%%

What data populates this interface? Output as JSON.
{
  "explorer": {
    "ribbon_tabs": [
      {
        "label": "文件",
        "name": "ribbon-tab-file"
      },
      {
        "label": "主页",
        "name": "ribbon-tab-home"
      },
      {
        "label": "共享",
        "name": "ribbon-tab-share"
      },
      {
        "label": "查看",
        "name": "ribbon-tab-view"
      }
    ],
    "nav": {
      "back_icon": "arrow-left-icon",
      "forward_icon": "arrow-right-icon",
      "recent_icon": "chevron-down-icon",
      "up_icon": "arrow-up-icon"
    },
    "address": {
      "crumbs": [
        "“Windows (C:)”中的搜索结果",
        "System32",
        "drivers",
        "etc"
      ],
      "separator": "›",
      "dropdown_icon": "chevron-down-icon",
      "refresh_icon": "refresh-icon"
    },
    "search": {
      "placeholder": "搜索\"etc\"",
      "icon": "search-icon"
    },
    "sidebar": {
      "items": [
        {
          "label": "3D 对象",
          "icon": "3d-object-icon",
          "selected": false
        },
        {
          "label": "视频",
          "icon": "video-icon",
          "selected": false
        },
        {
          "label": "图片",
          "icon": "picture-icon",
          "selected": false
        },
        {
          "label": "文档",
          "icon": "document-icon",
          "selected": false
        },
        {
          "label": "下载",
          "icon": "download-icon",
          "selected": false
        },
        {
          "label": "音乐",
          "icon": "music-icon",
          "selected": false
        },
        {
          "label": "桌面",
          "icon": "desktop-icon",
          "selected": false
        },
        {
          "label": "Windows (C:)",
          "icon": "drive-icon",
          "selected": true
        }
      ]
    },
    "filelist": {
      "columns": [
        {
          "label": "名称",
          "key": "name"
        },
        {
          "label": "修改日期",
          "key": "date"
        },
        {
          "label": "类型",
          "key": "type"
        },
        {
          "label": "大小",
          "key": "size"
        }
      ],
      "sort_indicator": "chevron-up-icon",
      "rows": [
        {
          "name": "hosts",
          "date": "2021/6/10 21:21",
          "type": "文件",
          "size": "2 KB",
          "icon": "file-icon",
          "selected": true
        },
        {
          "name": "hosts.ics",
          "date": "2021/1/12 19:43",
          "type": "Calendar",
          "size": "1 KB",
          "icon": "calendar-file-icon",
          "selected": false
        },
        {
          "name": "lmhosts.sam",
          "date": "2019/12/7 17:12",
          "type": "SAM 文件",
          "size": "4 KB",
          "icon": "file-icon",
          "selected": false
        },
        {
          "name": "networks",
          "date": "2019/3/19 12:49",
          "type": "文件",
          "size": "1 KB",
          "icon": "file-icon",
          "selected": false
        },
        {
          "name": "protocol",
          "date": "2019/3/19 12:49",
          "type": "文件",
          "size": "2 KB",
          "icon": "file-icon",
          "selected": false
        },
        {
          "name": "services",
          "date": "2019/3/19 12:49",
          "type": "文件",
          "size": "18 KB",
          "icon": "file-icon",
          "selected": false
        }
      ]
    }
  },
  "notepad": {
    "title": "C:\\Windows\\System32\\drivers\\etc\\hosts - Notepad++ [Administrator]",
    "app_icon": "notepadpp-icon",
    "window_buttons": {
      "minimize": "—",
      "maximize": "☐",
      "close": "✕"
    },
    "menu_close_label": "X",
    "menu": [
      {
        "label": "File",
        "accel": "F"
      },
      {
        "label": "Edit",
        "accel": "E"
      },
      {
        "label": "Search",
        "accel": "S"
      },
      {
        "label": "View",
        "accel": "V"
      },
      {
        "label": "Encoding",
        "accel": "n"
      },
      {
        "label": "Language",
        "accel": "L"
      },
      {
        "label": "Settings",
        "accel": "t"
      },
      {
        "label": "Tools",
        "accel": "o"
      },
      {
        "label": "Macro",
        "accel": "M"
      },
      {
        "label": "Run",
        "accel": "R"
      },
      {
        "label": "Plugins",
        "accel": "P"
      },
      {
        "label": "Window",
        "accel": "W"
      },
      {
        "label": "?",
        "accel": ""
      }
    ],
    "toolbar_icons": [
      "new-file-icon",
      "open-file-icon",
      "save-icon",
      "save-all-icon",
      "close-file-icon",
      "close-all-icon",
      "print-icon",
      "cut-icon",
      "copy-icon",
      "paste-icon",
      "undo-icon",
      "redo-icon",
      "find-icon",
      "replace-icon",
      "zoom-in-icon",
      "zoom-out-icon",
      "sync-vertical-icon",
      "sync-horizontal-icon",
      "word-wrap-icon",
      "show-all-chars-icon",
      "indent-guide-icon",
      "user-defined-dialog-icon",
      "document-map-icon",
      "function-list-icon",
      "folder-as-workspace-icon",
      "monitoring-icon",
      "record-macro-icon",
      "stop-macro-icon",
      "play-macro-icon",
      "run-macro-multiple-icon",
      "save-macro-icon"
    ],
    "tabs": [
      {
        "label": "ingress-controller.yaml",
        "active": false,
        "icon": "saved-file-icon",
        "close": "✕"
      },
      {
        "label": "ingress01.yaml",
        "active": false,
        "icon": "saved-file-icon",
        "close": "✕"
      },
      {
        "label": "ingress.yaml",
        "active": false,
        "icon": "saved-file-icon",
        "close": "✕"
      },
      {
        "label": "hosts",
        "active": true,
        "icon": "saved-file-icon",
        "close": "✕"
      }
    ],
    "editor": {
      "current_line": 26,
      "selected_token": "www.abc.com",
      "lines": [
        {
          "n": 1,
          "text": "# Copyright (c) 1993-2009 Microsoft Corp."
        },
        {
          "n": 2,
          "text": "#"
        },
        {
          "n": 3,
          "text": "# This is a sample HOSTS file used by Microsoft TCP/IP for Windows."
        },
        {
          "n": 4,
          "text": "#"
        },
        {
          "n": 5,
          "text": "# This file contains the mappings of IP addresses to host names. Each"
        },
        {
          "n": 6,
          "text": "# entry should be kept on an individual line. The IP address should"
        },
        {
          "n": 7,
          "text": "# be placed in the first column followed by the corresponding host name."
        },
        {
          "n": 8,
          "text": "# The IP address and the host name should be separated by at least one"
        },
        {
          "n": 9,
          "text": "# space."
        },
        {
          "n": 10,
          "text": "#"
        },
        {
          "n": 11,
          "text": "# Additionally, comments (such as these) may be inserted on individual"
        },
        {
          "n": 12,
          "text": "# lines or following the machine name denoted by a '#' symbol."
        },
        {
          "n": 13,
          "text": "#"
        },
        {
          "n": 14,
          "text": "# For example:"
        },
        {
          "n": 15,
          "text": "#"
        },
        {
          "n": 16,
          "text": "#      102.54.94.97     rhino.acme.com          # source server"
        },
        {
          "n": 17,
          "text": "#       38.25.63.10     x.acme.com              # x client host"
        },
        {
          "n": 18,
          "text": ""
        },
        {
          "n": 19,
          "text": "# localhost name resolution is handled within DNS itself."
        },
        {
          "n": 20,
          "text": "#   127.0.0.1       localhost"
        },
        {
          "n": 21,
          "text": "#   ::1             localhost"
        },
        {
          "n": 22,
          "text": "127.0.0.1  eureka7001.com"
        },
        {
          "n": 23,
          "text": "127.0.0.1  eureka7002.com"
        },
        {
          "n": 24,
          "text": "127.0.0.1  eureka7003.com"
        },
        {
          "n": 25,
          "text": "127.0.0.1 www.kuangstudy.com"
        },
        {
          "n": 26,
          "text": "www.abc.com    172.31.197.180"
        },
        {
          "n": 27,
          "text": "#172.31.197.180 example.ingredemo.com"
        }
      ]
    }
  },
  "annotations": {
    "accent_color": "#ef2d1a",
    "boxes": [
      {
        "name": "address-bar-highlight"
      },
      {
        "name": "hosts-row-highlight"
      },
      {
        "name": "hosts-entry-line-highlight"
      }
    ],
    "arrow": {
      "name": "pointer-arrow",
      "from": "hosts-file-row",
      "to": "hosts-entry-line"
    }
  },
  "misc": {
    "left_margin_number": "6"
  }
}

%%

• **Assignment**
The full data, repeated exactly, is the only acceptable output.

• **Solved problem**
What data populates this interface? Output as JSON.
{
  "explorer": {
    "ribbon_tabs": [
      {
        "label": "文件",
        "name": "ribbon-tab-file"
      },
      {
        "label": "主页",
        "name": "ribbon-tab-home"
      },
      {
        "label": "共享",
        "name": "ribbon-tab-share"
      },
      {
        "label": "查看",
        "name": "ribbon-tab-view"
      }
    ],
    "nav": {
      "back_icon": "arrow-left-icon",
      "forward_icon": "arrow-right-icon",
      "recent_icon": "chevron-down-icon",
      "up_icon": "arrow-up-icon"
    },
    "address": {
      "crumbs": [
        "“Windows (C:)”中的搜索结果",
        "System32",
        "drivers",
        "etc"
      ],
      "separator": "›",
      "dropdown_icon": "chevron-down-icon",
      "refresh_icon": "refresh-icon"
    },
    "search": {
      "placeholder": "搜索\"etc\"",
      "icon": "search-icon"
    },
    "sidebar": {
      "items": [
        {
          "label": "3D 对象",
          "icon": "3d-object-icon",
          "selected": false
        },
        {
          "label": "视频",
          "icon": "video-icon",
          "selected": false
        },
        {
          "label": "图片",
          "icon": "picture-icon",
          "selected": false
        },
        {
          "label": "文档",
          "icon": "document-icon",
          "selected": false
        },
        {
          "label": "下载",
          "icon": "download-icon",
          "selected": false
        },
        {
          "label": "音乐",
          "icon": "music-icon",
          "selected": false
        },
        {
          "label": "桌面",
          "icon": "desktop-icon",
          "selected": false
        },
        {
          "label": "Windows (C:)",
          "icon": "drive-icon",
          "selected": true
        }
      ]
    },
    "filelist": {
      "columns": [
        {
          "label": "名称",
          "key": "name"
        },
        {
          "label": "修改日期",
          "key": "date"
        },
        {
          "label": "类型",
          "key": "type"
        },
        {
          "label": "大小",
          "key": "size"
        }
      ],
      "sort_indicator": "chevron-up-icon",
      "rows": [
        {
          "name": "hosts",
          "date": "2021/6/10 21:21",
          "type": "文件",
          "size": "2 KB",
          "icon": "file-icon",
          "selected": true
        },
        {
          "name": "hosts.ics",
          "date": "2021/1/12 19:43",
          "type": "Calendar",
          "size": "1 KB",
          "icon": "calendar-file-icon",
          "selected": false
        },
        {
          "name": "lmhosts.sam",
          "date": "2019/12/7 17:12",
          "type": "SAM 文件",
          "size": "4 KB",
          "icon": "file-icon",
          "selected": false
        },
        {
          "name": "networks",
          "date": "2019/3/19 12:49",
          "type": "文件",
          "size": "1 KB",
          "icon": "file-icon",
          "selected": false
        },
        {
          "name": "protocol",
          "date": "2019/3/19 12:49",
          "type": "文件",
          "size": "2 KB",
          "icon": "file-icon",
          "selected": false
        },
        {
          "name": "services",
          "date": "2019/3/19 12:49",
          "type": "文件",
          "size": "18 KB",
          "icon": "file-icon",
          "selected": false
        }
      ]
    }
  },
  "notepad": {
    "title": "C:\\Windows\\System32\\drivers\\etc\\hosts - Notepad++ [Administrator]",
    "app_icon": "notepadpp-icon",
    "window_buttons": {
      "minimize": "—",
      "maximize": "☐",
      "close": "✕"
    },
    "menu_close_label": "X",
    "menu": [
      {
        "label": "File",
        "accel": "F"
      },
      {
        "label": "Edit",
        "accel": "E"
      },
      {
        "label": "Search",
        "accel": "S"
      },
      {
        "label": "View",
        "accel": "V"
      },
      {
        "label": "Encoding",
        "accel": "n"
      },
      {
        "label": "Language",
        "accel": "L"
      },
      {
        "label": "Settings",
        "accel": "t"
      },
      {
        "label": "Tools",
        "accel": "o"
      },
      {
        "label": "Macro",
        "accel": "M"
      },
      {
        "label": "Run",
        "accel": "R"
      },
      {
        "label": "Plugins",
        "accel": "P"
      },
      {
        "label": "Window",
        "accel": "W"
      },
      {
        "label": "?",
        "accel": ""
      }
    ],
    "toolbar_icons": [
      "new-file-icon",
      "open-file-icon",
      "save-icon",
      "save-all-icon",
      "close-file-icon",
      "close-all-icon",
      "print-icon",
      "cut-icon",
      "copy-icon",
      "paste-icon",
      "undo-icon",
      "redo-icon",
      "find-icon",
      "replace-icon",
      "zoom-in-icon",
      "zoom-out-icon",
      "sync-vertical-icon",
      "sync-horizontal-icon",
      "word-wrap-icon",
      "show-all-chars-icon",
      "indent-guide-icon",
      "user-defined-dialog-icon",
      "document-map-icon",
      "function-list-icon",
      "folder-as-workspace-icon",
      "monitoring-icon",
      "record-macro-icon",
      "stop-macro-icon",
      "play-macro-icon",
      "run-macro-multiple-icon",
      "save-macro-icon"
    ],
    "tabs": [
      {
        "label": "ingress-controller.yaml",
        "active": false,
        "icon": "saved-file-icon",
        "close": "✕"
      },
      {
        "label": "ingress01.yaml",
        "active": false,
        "icon": "saved-file-icon",
        "close": "✕"
      },
      {
        "label": "ingress.yaml",
        "active": false,
        "icon": "saved-file-icon",
        "close": "✕"
      },
      {
        "label": "hosts",
        "active": true,
        "icon": "saved-file-icon",
        "close": "✕"
      }
    ],
    "editor": {
      "current_line": 26,
      "selected_token": "www.abc.com",
      "lines": [
        {
          "n": 1,
          "text": "# Copyright (c) 1993-2009 Microsoft Corp."
        },
        {
          "n": 2,
          "text": "#"
        },
        {
          "n": 3,
          "text": "# This is a sample HOSTS file used by Microsoft TCP/IP for Windows."
        },
        {
          "n": 4,
          "text": "#"
        },
        {
          "n": 5,
          "text": "# This file contains the mappings of IP addresses to host names. Each"
        },
        {
          "n": 6,
          "text": "# entry should be kept on an individual line. The IP address should"
        },
        {
          "n": 7,
          "text": "# be placed in the first column followed by the corresponding host name."
        },
        {
          "n": 8,
          "text": "# The IP address and the host name should be separated by at least one"
        },
        {
          "n": 9,
          "text": "# space."
        },
        {
          "n": 10,
          "text": "#"
        },
        {
          "n": 11,
          "text": "# Additionally, comments (such as these) may be inserted on individual"
        },
        {
          "n": 12,
          "text": "# lines or following the machine name denoted by a '#' symbol."
        },
        {
          "n": 13,
          "text": "#"
        },
        {
          "n": 14,
          "text": "# For example:"
        },
        {
          "n": 15,
          "text": "#"
        },
        {
          "n": 16,
          "text": "#      102.54.94.97     rhino.acme.com          # source server"
        },
        {
          "n": 17,
          "text": "#       38.25.63.10     x.acme.com              # x client host"
        },
        {
          "n": 18,
          "text": ""
        },
        {
          "n": 19,
          "text": "# localhost name resolution is handled within DNS itself."
        },
        {
          "n": 20,
          "text": "#   127.0.0.1       localhost"
        },
        {
          "n": 21,
          "text": "#   ::1             localhost"
        },
        {
          "n": 22,
          "text": "127.0.0.1  eureka7001.com"
        },
        {
          "n": 23,
          "text": "127.0.0.1  eureka7002.com"
        },
        {
          "n": 24,
          "text": "127.0.0.1  eureka7003.com"
        },
        {
          "n": 25,
          "text": "127.0.0.1 www.kuangstudy.com"
        },
        {
          "n": 26,
          "text": "www.abc.com    172.31.197.180"
        },
        {
          "n": 27,
          "text": "#172.31.197.180 example.ingredemo.com"
        }
      ]
    }
  },
  "annotations": {
    "accent_color": "#ef2d1a",
    "boxes": [
      {
        "name": "address-bar-highlight"
      },
      {
        "name": "hosts-row-highlight"
      },
      {
        "name": "hosts-entry-line-highlight"
      }
    ],
    "arrow": {
      "name": "pointer-arrow",
      "from": "hosts-file-row",
      "to": "hosts-entry-line"
    }
  },
  "misc": {
    "left_margin_number": "6"
  }
}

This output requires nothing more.